This year was no different. Pelosi didn’t give up much new information – until the give-and-take with the kids, when her tough exterior gave way to a maternal mien.
“As a mother of five and a grandmother of eight, the speaker is always delighted to host children at the Capitol,” Pelosi spokesman Nadeam Elshami said. “This is her favorite press conference of the year.”
Of course, she got the “Meet the Press” question: Will she run for president?
“No,” Pelosi said.
And the insistent follow-up: “Why not? Why not?!”
“I love the job that I have, and I believe that one of the reasons that I do it with the success that I have is that my members know that I’m here for them, for the House of Representatives, and I’m not thinking of another [position] for myself,” Pelosi explained.
No need to go into the challenges of a woman running for president – or those facing a San Francisco liberal whose approval rating stood at 11 percent when it was measured by CBS last month.
The toughest bill?
If you guessed the landmark health care overhaul, you’re wrong.
“[The] most difficult one I have had in this past year is to get our members to vote for the war in Afghanistan and Iraq,” Pelosi said.
She also wants more women in the House: “We still don’t have enough –50 percent of the Congress— but it’s a lot better now.”
After the press conference, troop leader Pelosi guided a few dozen kids on a short tour.
Donnelly also made the same observation about Pelosi that got Sen. Tom Coburn (R-Okla.) a round of raised eyebrows from conservatives.
“She was nice,” Donnelly said – adding that the speaker was “funny,” too.
The biggest kick sprang from Pelosi’s admission that she was more consumed with Elvis than Eisenhower as a youngster.
“When I was your age, I wanted to be a teenager,” she told the youngest set of kids. “It was a great time to be a teenager. Elvis came on the scene … my interest was more in Elvis than who was president.”
She told the kids that kicking off her dance shoes to run for office hadn’t yet crossed her mind when she was their age.
“Every step of the way I loved what I was doing, but I certainly had no interest in being speaker of the House,” she said. “And I certainly had no interest in running for office.”
Majority Leader Steny Hoyer of Maryland, who usually cuts a rug with the speaker at the annual Democratic Issues Conference, says Pelosi can still make her way around the dance hall.
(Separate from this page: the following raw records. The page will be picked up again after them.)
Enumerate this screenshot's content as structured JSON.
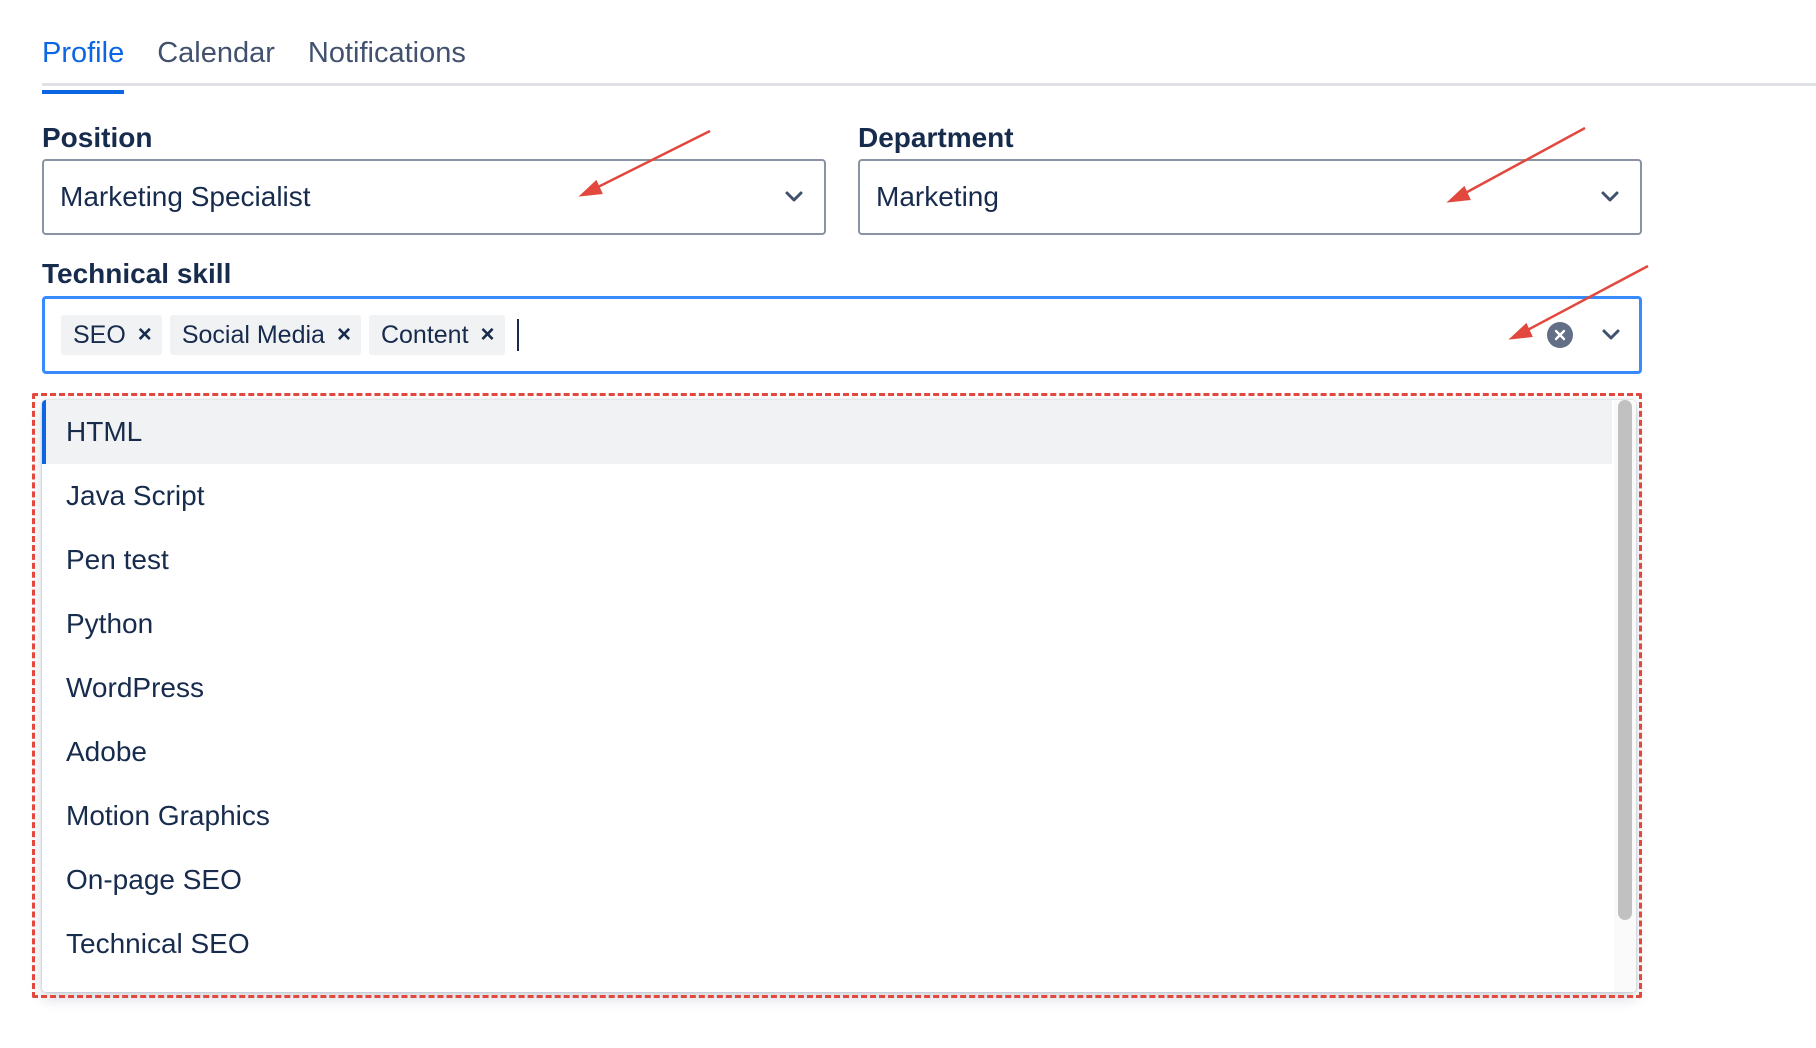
{
  "tabs": [
    {
      "label": "Profile",
      "active": true
    },
    {
      "label": "Calendar",
      "active": false
    },
    {
      "label": "Notifications",
      "active": false
    }
  ],
  "position": {
    "label": "Position",
    "value": "Marketing Specialist"
  },
  "department": {
    "label": "Department",
    "value": "Marketing"
  },
  "technical_skill": {
    "label": "Technical skill",
    "chips": [
      "SEO",
      "Social Media",
      "Content"
    ],
    "chip_remove_glyph": "×"
  },
  "options": [
    "HTML",
    "Java Script",
    "Pen test",
    "Python",
    "WordPress",
    "Adobe",
    "Motion Graphics",
    "On-page SEO",
    "Technical SEO"
  ],
  "colors": {
    "accent": "#0c66e4",
    "focus_border": "#388bff",
    "annotation": "#e2483d"
  }
}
“We’re good partners both on the House floor and the dance floor,” he said.
Pelosi didn’t have to show off her skills on Thursday, though. No need to tap-dance around the kids’ questions.